Friday, 23 November 2012

Source and Load Matching: Cyclist Perspective

If you ever ride a bicycle – you know how amazing that a bicycle with gear allow you to “match” your muscle (energy source) to any landscape (load). Essentially the gear match the source to load just like the way transformer match an AC source to its load.

Let’s look at a simplified diagram of the torque that your leg muscle generate versus the landscape – slope degree.

Assuming that at gear ratio of 1:1, for every turn of pedals the wheel will turn by one cycle, then:

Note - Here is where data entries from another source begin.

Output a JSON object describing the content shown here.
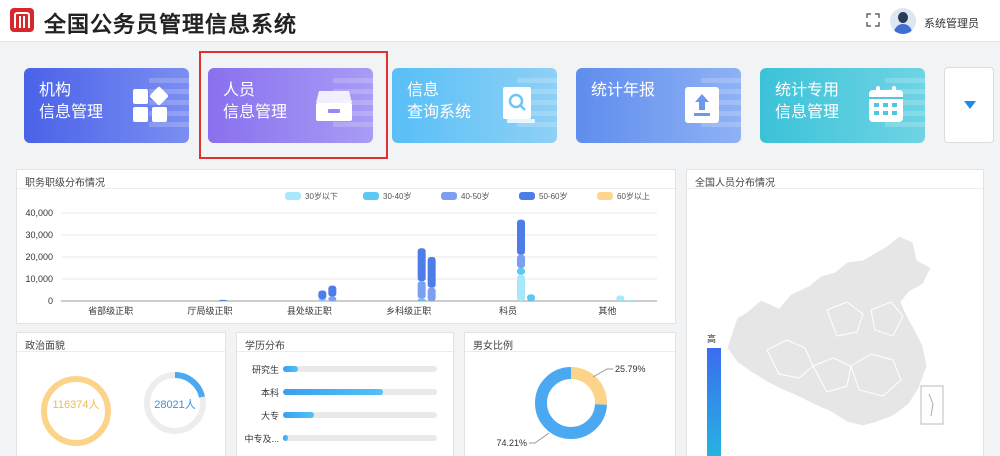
{
  "app": {
    "title": "全国公务员管理信息系统",
    "user": "系统管理员"
  },
  "modules": [
    {
      "label": "机构\n信息管理",
      "icon": "grid-icon"
    },
    {
      "label": "人员\n信息管理",
      "icon": "drawer-icon"
    },
    {
      "label": "信息\n查询系统",
      "icon": "search-book-icon"
    },
    {
      "label": "统计年报",
      "icon": "upload-icon"
    },
    {
      "label": "统计专用\n信息管理",
      "icon": "calendar-icon"
    }
  ],
  "rank_panel": {
    "title": "职务职级分布情况"
  },
  "map_panel": {
    "title": "全国人员分布情况",
    "legend_high": "高"
  },
  "politic_panel": {
    "title": "政治面貌",
    "value1": "116374人",
    "value2": "28021人"
  },
  "edu_panel": {
    "title": "学历分布",
    "rows": [
      {
        "label": "研究生",
        "fraction": 0.1
      },
      {
        "label": "本科",
        "fraction": 0.65
      },
      {
        "label": "大专",
        "fraction": 0.2
      },
      {
        "label": "中专及...",
        "fraction": 0.03
      }
    ]
  },
  "gender_panel": {
    "title": "男女比例",
    "pct1": "25.79%",
    "pct2": "74.21%",
    "share1": 25.79,
    "share2": 74.21
  },
  "colors": {
    "series": [
      "#a8e8fb",
      "#5cc8f4",
      "#7c9ff2",
      "#4f7de8",
      "#fdd68f"
    ],
    "gender": [
      "#fbd48a",
      "#4aa9f0"
    ]
  },
  "chart_data": {
    "type": "bar",
    "categories": [
      "省部级正职",
      "厅局级正职",
      "县处级正职",
      "乡科级正职",
      "科员",
      "其他"
    ],
    "ylim": [
      0,
      40000
    ],
    "yticks": [
      "40,000",
      "30,000",
      "20,000",
      "10,000",
      "0"
    ],
    "legend": "top-right",
    "series": [
      {
        "name": "30岁以下",
        "values": [
          [
            0,
            0
          ],
          [
            0,
            0
          ],
          [
            0,
            0
          ],
          [
            0,
            0
          ],
          [
            12000,
            0
          ],
          [
            2500,
            500
          ]
        ]
      },
      {
        "name": "30-40岁",
        "values": [
          [
            0,
            0
          ],
          [
            200,
            0
          ],
          [
            300,
            0
          ],
          [
            1000,
            0
          ],
          [
            3000,
            3000
          ],
          [
            0,
            0
          ]
        ]
      },
      {
        "name": "40-50岁",
        "values": [
          [
            0,
            0
          ],
          [
            200,
            0
          ],
          [
            500,
            2000
          ],
          [
            8000,
            6000
          ],
          [
            6000,
            0
          ],
          [
            0,
            0
          ]
        ]
      },
      {
        "name": "50-60岁",
        "values": [
          [
            0,
            0
          ],
          [
            100,
            0
          ],
          [
            4000,
            5000
          ],
          [
            15000,
            14000
          ],
          [
            16000,
            0
          ],
          [
            0,
            0
          ]
        ]
      },
      {
        "name": "60岁以上",
        "values": [
          [
            0,
            0
          ],
          [
            0,
            0
          ],
          [
            0,
            0
          ],
          [
            0,
            0
          ],
          [
            0,
            0
          ],
          [
            0,
            0
          ]
        ]
      }
    ]
  }
}
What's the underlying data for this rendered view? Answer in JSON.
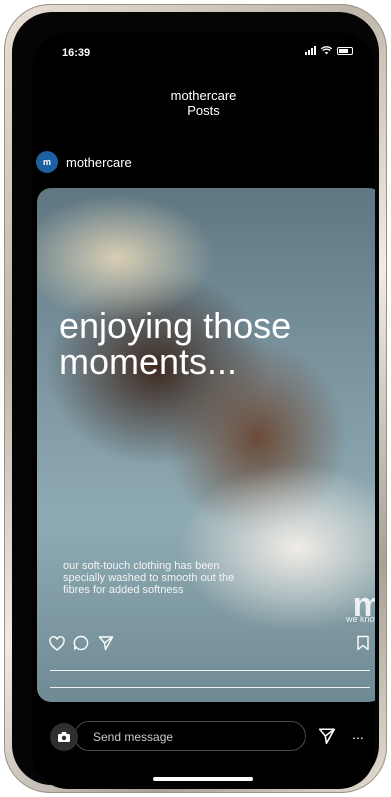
{
  "status_bar": {
    "time": "16:39"
  },
  "header": {
    "title": "mothercare",
    "subtitle": "Posts"
  },
  "profile": {
    "avatar_text": "m",
    "username": "mothercare"
  },
  "post": {
    "image_headline": "enjoying those moments...",
    "image_body": "our soft-touch clothing has been specially washed to smooth out the fibres for added softness",
    "brand_mark": "m",
    "brand_tagline": "we know"
  },
  "actions": {
    "like_icon": "heart-outline",
    "comment_icon": "speech-bubble-outline",
    "share_icon": "paper-plane-outline",
    "save_icon": "bookmark-outline"
  },
  "composer": {
    "placeholder": "Send message",
    "camera_icon": "camera-icon",
    "send_icon": "paper-plane-icon",
    "more_label": "..."
  }
}
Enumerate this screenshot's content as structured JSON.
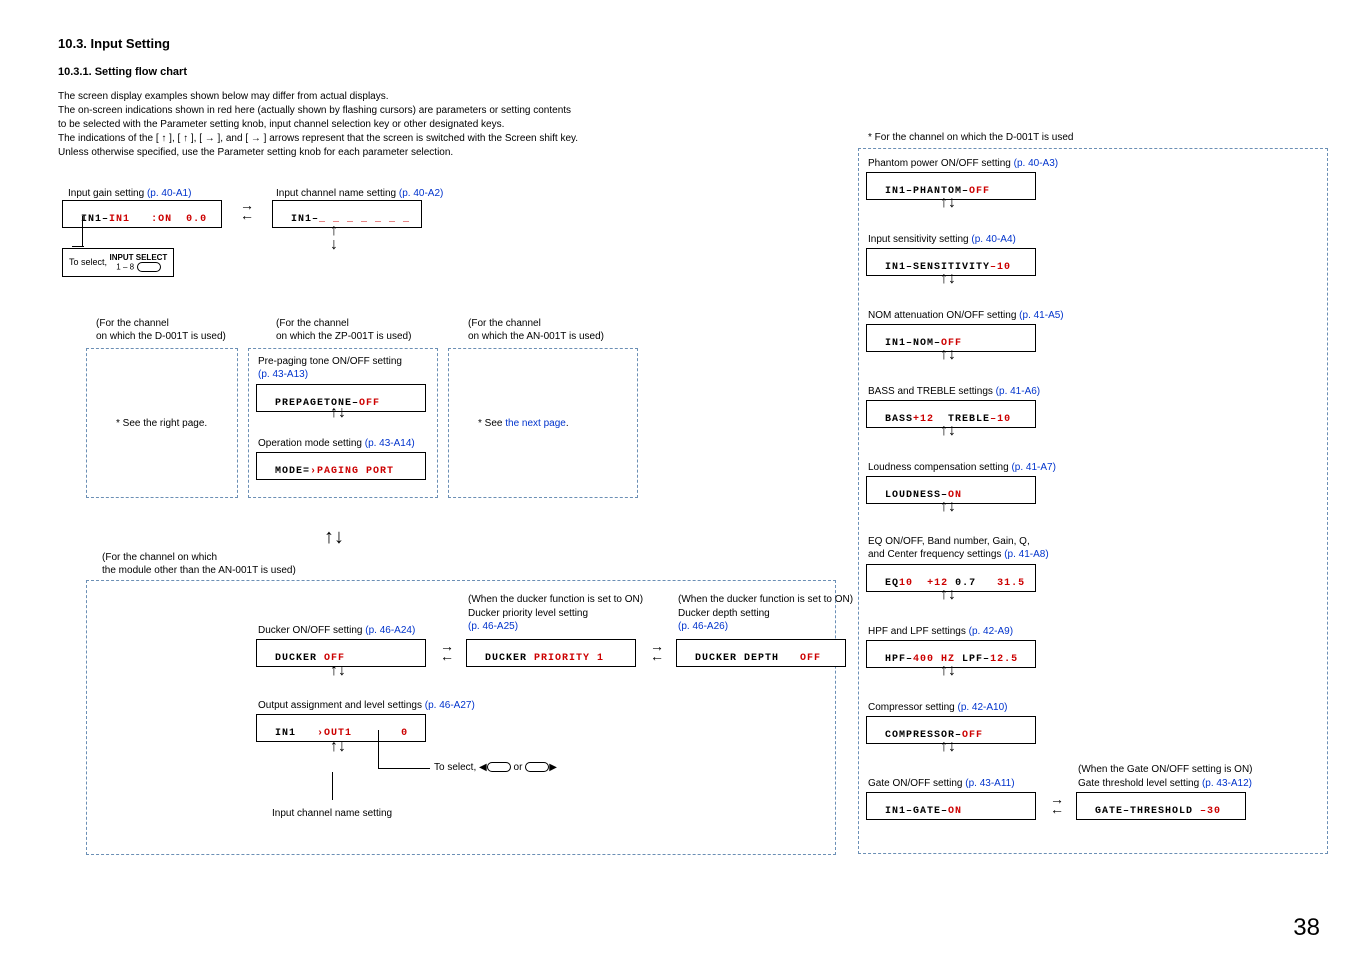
{
  "header": {
    "section_title": "10.3. Input Setting",
    "sub_title": "10.3.1. Setting flow chart",
    "desc_l1": "The screen display examples shown below may differ from actual displays.",
    "desc_l2": "The on-screen indications shown in red here (actually shown by flashing cursors) are parameters or setting contents",
    "desc_l3": "to be selected with the Parameter setting knob, input channel selection key or other designated keys.",
    "desc_l4a": "The indications of the [ ",
    "desc_l4arrow1": "↑",
    "desc_l4b": " ], [ ",
    "desc_l4arrow2": "↑",
    "desc_l4c": " ], [ ",
    "desc_l4arrow3": "→",
    "desc_l4d": " ], and [ ",
    "desc_l4arrow4": "→",
    "desc_l4e": " ] arrows represent that the screen is switched with the Screen shift key.",
    "desc_l5": "Unless otherwise specified, use the Parameter setting knob for each parameter selection."
  },
  "left": {
    "input_gain_label": "Input gain setting ",
    "input_gain_ref": "(p. 40-A1)",
    "lcd_gain_a": "IN1",
    "lcd_gain_sep": "–",
    "lcd_gain_b": "IN1",
    "lcd_gain_c": ":ON",
    "lcd_gain_d": "0.0",
    "to_select": "To select, ",
    "input_select": "INPUT SELECT",
    "one_eight": "1 – 8",
    "input_name_label": "Input channel name setting ",
    "input_name_ref": "(p. 40-A2)",
    "lcd_name": "IN1–",
    "lcd_name_placeholder": "_ _ _ _ _ _ _",
    "for_d001t_l1": "(For the channel",
    "for_d001t_l2": "on which the D-001T is used)",
    "see_right": "* See the right page.",
    "for_zp001t_l1": "(For the channel",
    "for_zp001t_l2": "on which the ZP-001T is used)",
    "prepage_label": "Pre-paging tone ON/OFF setting",
    "prepage_ref": "(p. 43-A13)",
    "lcd_prepage_a": "PREPAGETONE–",
    "lcd_prepage_b": "OFF",
    "opmode_label": "Operation mode setting ",
    "opmode_ref": "(p. 43-A14)",
    "lcd_opmode_a": "MODE=",
    "lcd_opmode_arrow": "›",
    "lcd_opmode_b": "PAGING PORT",
    "for_an001t_l1": "(For the channel",
    "for_an001t_l2": "on which the AN-001T is used)",
    "see_next_a": "* See ",
    "see_next_b": "the next page",
    "see_next_c": ".",
    "for_other_l1": "(For the channel on which",
    "for_other_l2": "the module other than the AN-001T is used)",
    "ducker_onoff_label": "Ducker ON/OFF setting ",
    "ducker_onoff_ref": "(p. 46-A24)",
    "lcd_ducker_a": "DUCKER ",
    "lcd_ducker_b": "OFF",
    "when_ducker_on": "(When the ducker function is set to ON)",
    "ducker_prio_label": "Ducker priority level setting",
    "ducker_prio_ref": "(p. 46-A25)",
    "lcd_duckerpri_a": "DUCKER ",
    "lcd_duckerpri_b": "PRIORITY 1",
    "ducker_depth_label": "Ducker depth setting",
    "ducker_depth_ref": "(p. 46-A26)",
    "lcd_duckerdepth_a": "DUCKER DEPTH   ",
    "lcd_duckerdepth_b": "OFF",
    "output_assign_label": "Output assignment and level settings ",
    "output_assign_ref": "(p. 46-A27)",
    "lcd_out_a": "IN1   ",
    "lcd_out_arrow": "›",
    "lcd_out_b": "OUT1",
    "lcd_out_c": "       ",
    "lcd_out_d": "0",
    "to_select2a": "To select, ",
    "to_select2b": " or ",
    "input_name_setting_bottom": "Input channel name setting",
    "triangle_left": "◀",
    "triangle_right": "▶"
  },
  "right": {
    "header": "* For the channel on which the D-001T is used",
    "phantom_label": "Phantom power ON/OFF setting ",
    "phantom_ref": "(p. 40-A3)",
    "lcd_phantom_a": "IN1–PHANTOM–",
    "lcd_phantom_b": "OFF",
    "sens_label": "Input sensitivity setting ",
    "sens_ref": "(p. 40-A4)",
    "lcd_sens_a": "IN1–SENSITIVITY",
    "lcd_sens_b": "–10",
    "nom_label": "NOM attenuation ON/OFF setting ",
    "nom_ref": "(p. 41-A5)",
    "lcd_nom_a": "IN1–NOM–",
    "lcd_nom_b": "OFF",
    "bt_label": "BASS and TREBLE settings ",
    "bt_ref": "(p. 41-A6)",
    "lcd_bt_a": "BASS",
    "lcd_bt_b": "+12",
    "lcd_bt_c": "  TREBLE",
    "lcd_bt_d": "–10",
    "loud_label": "Loudness compensation setting ",
    "loud_ref": "(p. 41-A7)",
    "lcd_loud_a": "LOUDNESS–",
    "lcd_loud_b": "ON",
    "eq_label_l1": "EQ ON/OFF, Band number, Gain, Q,",
    "eq_label_l2": "and Center frequency settings ",
    "eq_ref": "(p. 41-A8)",
    "lcd_eq_a": "EQ",
    "lcd_eq_b": "10",
    "lcd_eq_c": "  ",
    "lcd_eq_d": "+12",
    "lcd_eq_e": " 0.7   ",
    "lcd_eq_f": "31.5",
    "hpf_label": "HPF and LPF settings ",
    "hpf_ref": "(p. 42-A9)",
    "lcd_hpf_a": "HPF–",
    "lcd_hpf_b": "400 HZ",
    "lcd_hpf_c": " LPF–",
    "lcd_hpf_d": "12.5",
    "comp_label": "Compressor setting ",
    "comp_ref": "(p. 42-A10)",
    "lcd_comp_a": "COMPRESSOR–",
    "lcd_comp_b": "OFF",
    "gate_label": "Gate ON/OFF setting ",
    "gate_ref": "(p. 43-A11)",
    "lcd_gate_a": "IN1–GATE–",
    "lcd_gate_b": "ON",
    "when_gate_on": "(When the Gate ON/OFF setting is ON)",
    "gatethr_label": "Gate threshold level setting ",
    "gatethr_ref": "(p. 43-A12)",
    "lcd_gatethr_a": "GATE–THRESHOLD ",
    "lcd_gatethr_b": "–30"
  },
  "arrows": {
    "ud": "↑↓",
    "rl_top": "→",
    "rl_bot": "←"
  },
  "page_num": "38"
}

Low Gear (1:0.5) means for every turns you make on the pedals, the wheel only make half a turn, since your leg muscle power is constant, your loss on speed is made up with your increase of forward force.

High Gear (1:2) means for every turns you make on the pedals, the wheel only make 2 turns, since your leg muscle power is constant  your gain on speed is made up with your reduction of forward force.

Now compare this to the impedance matching in audio amplifier:

Picture from Wikipedia - transformer to perform impedance matching

Saturday, 10 November 2012

Source and Load Matching: DC perspective

Have you ever wonder why people talk about source and load matching? I did, and one thing that I asked my self is whether I have something in DC domain that can help me to visualized it. Well see below for my way of understanding source and load matching.

Supposed that we have a circuit as shown below:
From there we can create a table of maximum possible power that Rl can pull out of the source Vs:
 Vs Rs Rl Vo = VS * (Rl/(Rs+Rl)) Pout = (Vo^2)/Rl 1 1 0 0.00 - 1 1 0.2 0.17 0.14 1 1 0.4 0.29 0.20 1 1 0.6 0.38 0.23 1 1 0.8 0.44 0.25 1 1 1 0.50 0.25 1 1 1.2 0.55 0.25 1 1 1.4 0.58 0.24 1 1 1.6 0.62 0.24 1 1 1.8 0.64 0.23 1 1 2 0.67 0.22

From the table we can plot out the load power as Rl changes – as you can see, max Pout occurs when Rl “match” Rs, which is 1 Ohm in this example